Plan your build
Before we started building our RaspCade, we thought carefully about what we would need and how we could keep it simple. We used a LCD screen that we already owned, but any 7 inch screen should fit! The trickiest part was designing the cabinet, but this should now be as simple as downloading the files and getting them cut by a laser cutter. The parts list is not set in stone, but pay attention to dimensions as the cabinet is designed with ours in mind, particularly the buttons and panel mount parts!
Download the RaspCade Designs
To save you the hassle of making your own cabinet, why not download our designs here: https://www.raspberrycoulis.co.uk/download/472/ The designs have been optimised for use with online laser cutting services, such as RazorLAB (Ponoko to our US readers) to keep things simple! Plastics require special solvents for this and can be quite messy, so 3mm MDF is recommended when cutting because it is cheap and easy to glue together once assembled. If you want to tweak the designs to your liking, then you will need Adobe Illustrator as they are saved as EPS files.
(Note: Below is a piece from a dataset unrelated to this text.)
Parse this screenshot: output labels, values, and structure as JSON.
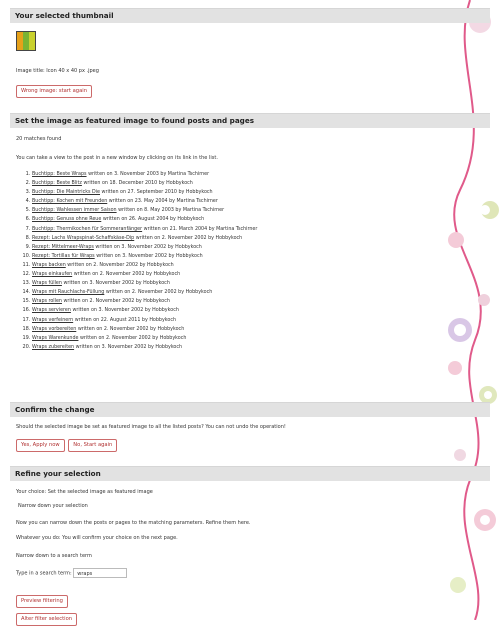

Don’t overcomplicate things!
As this is a DIY build, we highly recommend you keep things as simple as possible - at least for your first attempt anyway! Arcade machines nowadays are full of flashing lights and enticing sound effects. Whilst this would be awesome, replicating this at home might be challenging. However, if you are feeling adventurous, then go for it! For example, in our build we are going to add Neopixels driven by an Adafruit Trinket, and held by custom 3D printed mounts within the clear arcade buttons, but you do not have to do this if you aren’t feeling confident.
Here’s what we’ll be using
There are many options for emulation software to use on our RaspCade, but we’ll be using RetroPie in this build. RetroPie is very easy to setup and provides a fantastic front-end to our RaspCade. It is always being refined and updated by the developer, plus it can play a wide variety of games, so it makes an excellent choice for this project. You can download the latest version of RetroPie here: https://retropie.org.uk/download/ Due to legal reasons, this guide will not give information on downloading ROMs, but there is a lot of information online about this already.
Want more? Then experiment!
If you are reading this thinking “Why are there only 8 buttons instead of 10?” or “I want flashing lights all over the place!”, then feel free to give it a go yourself. You do not need to follow this to the letter. As we have said earlier, the cabinet design is based on the parts we have available but if you are feeling creative, feel free to design your own cabinet or tweak the one we have designed. We would love to see what you do with your build and hope you share them!
Ok, I’m ready! What’s next?
Now it’s time to get all your parts so that you are ready for the next stage. All ours were bought online, through Raspberry Pi distributors and eBay. Costs may well vary but you should be able to find everything you need. In the next edition, we’ll start building our controls. For this you’ll definitely need the joystick, buttons, the arcade wiring harnesses and the PiCade PCB. We will cover the basics of wiring up all your buttons, including the joystick, and how to use them with the PiCade PCB for a hassle-free installation.